### PROBLEM STATEMENT:
Nothing other than an exact copy of the records should be returned.

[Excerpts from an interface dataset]
# # # # #

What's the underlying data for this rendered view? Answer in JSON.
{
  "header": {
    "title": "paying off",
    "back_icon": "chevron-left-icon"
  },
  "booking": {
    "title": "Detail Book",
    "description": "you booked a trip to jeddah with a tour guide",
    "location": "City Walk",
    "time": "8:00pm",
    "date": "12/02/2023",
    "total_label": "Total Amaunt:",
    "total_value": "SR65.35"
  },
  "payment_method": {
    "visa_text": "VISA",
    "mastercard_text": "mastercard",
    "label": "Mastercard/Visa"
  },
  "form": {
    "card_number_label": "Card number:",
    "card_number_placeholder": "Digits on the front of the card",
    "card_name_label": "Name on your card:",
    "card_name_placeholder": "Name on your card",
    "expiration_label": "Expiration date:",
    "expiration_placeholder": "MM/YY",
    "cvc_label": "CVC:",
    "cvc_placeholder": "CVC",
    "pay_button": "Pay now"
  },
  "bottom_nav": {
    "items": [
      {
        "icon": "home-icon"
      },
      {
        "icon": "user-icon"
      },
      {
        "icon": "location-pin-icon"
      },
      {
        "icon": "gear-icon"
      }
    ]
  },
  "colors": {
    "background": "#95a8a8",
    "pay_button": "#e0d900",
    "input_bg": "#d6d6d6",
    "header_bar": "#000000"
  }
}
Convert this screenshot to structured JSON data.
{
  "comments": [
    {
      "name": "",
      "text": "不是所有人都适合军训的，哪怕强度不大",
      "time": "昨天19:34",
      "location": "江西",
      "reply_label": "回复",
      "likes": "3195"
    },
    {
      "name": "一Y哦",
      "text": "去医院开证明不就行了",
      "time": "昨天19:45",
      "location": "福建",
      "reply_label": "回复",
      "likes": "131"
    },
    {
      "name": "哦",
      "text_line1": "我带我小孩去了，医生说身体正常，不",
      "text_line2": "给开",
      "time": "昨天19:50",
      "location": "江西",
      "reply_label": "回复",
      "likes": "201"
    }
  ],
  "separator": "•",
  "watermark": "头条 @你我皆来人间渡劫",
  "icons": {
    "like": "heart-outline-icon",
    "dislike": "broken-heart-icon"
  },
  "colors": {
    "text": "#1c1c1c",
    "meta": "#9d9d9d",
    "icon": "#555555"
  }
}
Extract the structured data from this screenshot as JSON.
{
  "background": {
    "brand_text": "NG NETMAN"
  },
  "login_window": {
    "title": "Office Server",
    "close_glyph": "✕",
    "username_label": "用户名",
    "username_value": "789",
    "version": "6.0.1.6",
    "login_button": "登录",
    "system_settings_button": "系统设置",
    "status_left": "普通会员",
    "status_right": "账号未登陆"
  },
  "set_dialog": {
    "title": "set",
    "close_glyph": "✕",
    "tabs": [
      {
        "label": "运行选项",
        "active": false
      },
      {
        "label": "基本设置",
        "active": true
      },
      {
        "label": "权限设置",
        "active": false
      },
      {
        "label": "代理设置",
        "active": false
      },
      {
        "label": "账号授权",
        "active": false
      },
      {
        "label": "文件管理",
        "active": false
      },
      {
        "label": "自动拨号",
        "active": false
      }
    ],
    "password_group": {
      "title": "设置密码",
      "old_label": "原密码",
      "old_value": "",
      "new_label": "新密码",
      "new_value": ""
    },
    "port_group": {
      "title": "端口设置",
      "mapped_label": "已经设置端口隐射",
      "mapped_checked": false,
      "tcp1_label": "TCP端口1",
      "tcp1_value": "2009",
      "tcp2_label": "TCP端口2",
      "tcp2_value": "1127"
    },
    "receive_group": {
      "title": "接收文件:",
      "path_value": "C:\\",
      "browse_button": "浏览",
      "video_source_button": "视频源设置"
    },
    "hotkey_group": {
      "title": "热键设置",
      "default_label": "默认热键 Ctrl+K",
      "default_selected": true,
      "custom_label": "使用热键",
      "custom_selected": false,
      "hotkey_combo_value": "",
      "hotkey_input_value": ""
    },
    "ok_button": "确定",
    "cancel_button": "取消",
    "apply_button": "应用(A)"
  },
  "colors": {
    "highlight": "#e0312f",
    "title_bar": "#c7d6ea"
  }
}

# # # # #

### FINISHED TASK:
What's the underlying data for this rendered view? Answer in JSON.
{
  "header": {
    "title": "paying off",
    "back_icon": "chevron-left-icon"
  },
  "booking": {
    "title": "Detail Book",
    "description": "you booked a trip to jeddah with a tour guide",
    "location": "City Walk",
    "time": "8:00pm",
    "date": "12/02/2023",
    "total_label": "Total Amaunt:",
    "total_value": "SR65.35"
  },
  "payment_method": {
    "visa_text": "VISA",
    "mastercard_text": "mastercard",
    "label": "Mastercard/Visa"
  },
  "form": {
    "card_number_label": "Card number:",
    "card_number_placeholder": "Digits on the front of the card",
    "card_name_label": "Name on your card:",
    "card_name_placeholder": "Name on your card",
    "expiration_label": "Expiration date:",
    "expiration_placeholder": "MM/YY",
    "cvc_label": "CVC:",
    "cvc_placeholder": "CVC",
    "pay_button": "Pay now"
  },
  "bottom_nav": {
    "items": [
      {
        "icon": "home-icon"
      },
      {
        "icon": "user-icon"
      },
      {
        "icon": "location-pin-icon"
      },
      {
        "icon": "gear-icon"
      }
    ]
  },
  "colors": {
    "background": "#95a8a8",
    "pay_button": "#e0d900",
    "input_bg": "#d6d6d6",
    "header_bar": "#000000"
  }
}
Convert this screenshot to structured JSON data.
{
  "comments": [
    {
      "name": "",
      "text": "不是所有人都适合军训的，哪怕强度不大",
      "time": "昨天19:34",
      "location": "江西",
      "reply_label": "回复",
      "likes": "3195"
    },
    {
      "name": "一Y哦",
      "text": "去医院开证明不就行了",
      "time": "昨天19:45",
      "location": "福建",
      "reply_label": "回复",
      "likes": "131"
    },
    {
      "name": "哦",
      "text_line1": "我带我小孩去了，医生说身体正常，不",
      "text_line2": "给开",
      "time": "昨天19:50",
      "location": "江西",
      "reply_label": "回复",
      "likes": "201"
    }
  ],
  "separator": "•",
  "watermark": "头条 @你我皆来人间渡劫",
  "icons": {
    "like": "heart-outline-icon",
    "dislike": "broken-heart-icon"
  },
  "colors": {
    "text": "#1c1c1c",
    "meta": "#9d9d9d",
    "icon": "#555555"
  }
}
Extract the structured data from this screenshot as JSON.
{
  "background": {
    "brand_text": "NG NETMAN"
  },
  "login_window": {
    "title": "Office Server",
    "close_glyph": "✕",
    "username_label": "用户名",
    "username_value": "789",
    "version": "6.0.1.6",
    "login_button": "登录",
    "system_settings_button": "系统设置",
    "status_left": "普通会员",
    "status_right": "账号未登陆"
  },
  "set_dialog": {
    "title": "set",
    "close_glyph": "✕",
    "tabs": [
      {
        "label": "运行选项",
        "active": false
      },
      {
        "label": "基本设置",
        "active": true
      },
      {
        "label": "权限设置",
        "active": false
      },
      {
        "label": "代理设置",
        "active": false
      },
      {
        "label": "账号授权",
        "active": false
      },
      {
        "label": "文件管理",
        "active": false
      },
      {
        "label": "自动拨号",
        "active": false
      }
    ],
    "password_group": {
      "title": "设置密码",
      "old_label": "原密码",
      "old_value": "",
      "new_label": "新密码",
      "new_value": ""
    },
    "port_group": {
      "title": "端口设置",
      "mapped_label": "已经设置端口隐射",
      "mapped_checked": false,
      "tcp1_label": "TCP端口1",
      "tcp1_value": "2009",
      "tcp2_label": "TCP端口2",
      "tcp2_value": "1127"
    },
    "receive_group": {
      "title": "接收文件:",
      "path_value": "C:\\",
      "browse_button": "浏览",
      "video_source_button": "视频源设置"
    },
    "hotkey_group": {
      "title": "热键设置",
      "default_label": "默认热键 Ctrl+K",
      "default_selected": true,
      "custom_label": "使用热键",
      "custom_selected": false,
      "hotkey_combo_value": "",
      "hotkey_input_value": ""
    },
    "ok_button": "确定",
    "cancel_button": "取消",
    "apply_button": "应用(A)"
  },
  "colors": {
    "highlight": "#e0312f",
    "title_bar": "#c7d6ea"
  }
}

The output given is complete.